FAQ

Questions? We have you covered. Find all Frequently Asked Questions and Answers here.

Frequently asked questions

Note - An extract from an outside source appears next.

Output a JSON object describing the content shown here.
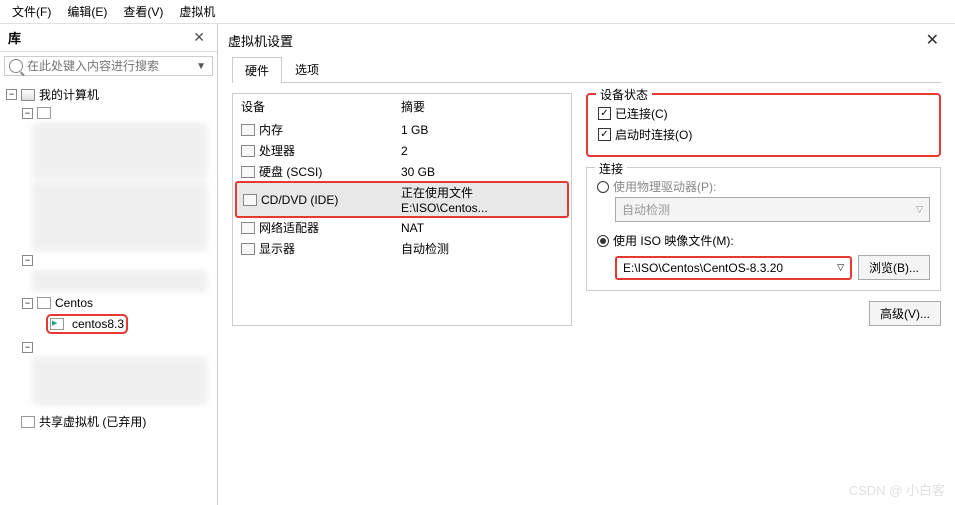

TOPICS
  • Miscellaneous
What is arbitration?
Arbitration is a private dispute resolution process. Your claim will not be filed in court. Your claim will be decided by an arbitrator, who is a neutral person chosen by you and the company. We can select an arbitrator for you who is fair and neutral.
Is arbitration confidential?
Yes, arbitration is a confidential, private process.
Once I sign up, how does the process work?
Once you sign up, you’ll be asked to sign our attorney-client agreement. That allows us to investigate your private arbitration claim. Then, log in to your secure client portal. All information is strictly privileged and confidential and will only be used for your claim. Answer a few more questions, upload a few documents, and we’ll take it from there. We’ll analyze your claim and your losses, negotiate with the company, and, if necessary, pursue your claim in arbitration.
How do your fees work?
Our fees will be a percentage of the settlement or recovery we obtain for you. That amount will depend on the rules in the state you live in. We only receive a fee if you win, and you will never owe us any money.
What is a ‘negative option’ business model?
A negative option is when a company keeps sending you their product or service and charging you for it until you tell them to stop. This often happens with subscription services like magazines, book clubs, or online software. You might start with a free trial or with discounted promotional pricing but the subscription keeps going after the free trial or discounted promotional period ends until you explicitly cancel the service. This can be handy because you don't have to remember to reorder every time, but it might also surprise you with unexpected bills if you didn't realize it would your subscription was going to continue, the free trial period ended, or the price of the subscription was going to increase.
Are Negative Options Illegal?
It depends. Companies that use negative options benefit from customers’ confusion around subscription billing practices and cancellation policies, so the government has issued guidance about how companies that offer negative option recurring payment plans for products or services. These laws require them to adequately inform their customers about the key terms of service.
For instance, The Federal Trade Commission has recently issued a “Negative Option Rule” that provides companies with guidance on how to adequately inform their customers. If a company fails to provide these disclosures to consumers, they may be liable under federal or state law. Under the FTC’s Negative Option Rule, Companies are required to clearly and conspicuously disclose the material terms of the offer on all promotional materials. These terms include the right of a subscriber to cancel their membership at any time, whether charges include postage and handling, and ways in which the subscriber can notify the seller if they do not wish to complete the transaction. Recently, the Consumer Financial Protection Bureau issued a Consumer Financial Protection Circular that companies engaged in negative option transactions can violate the Consumer Financial Protection Act if the company 1) misrepresents or fails to clearly and conspicuously disclose the material terms of a negative option program; 2) fails to obtain consumers’ informed consent; or 3) misleads consumers who want to cancel, erects unreasonable barriers to cancellations, or fails to honor cancellation requests that comply with its promised cancellation procedures.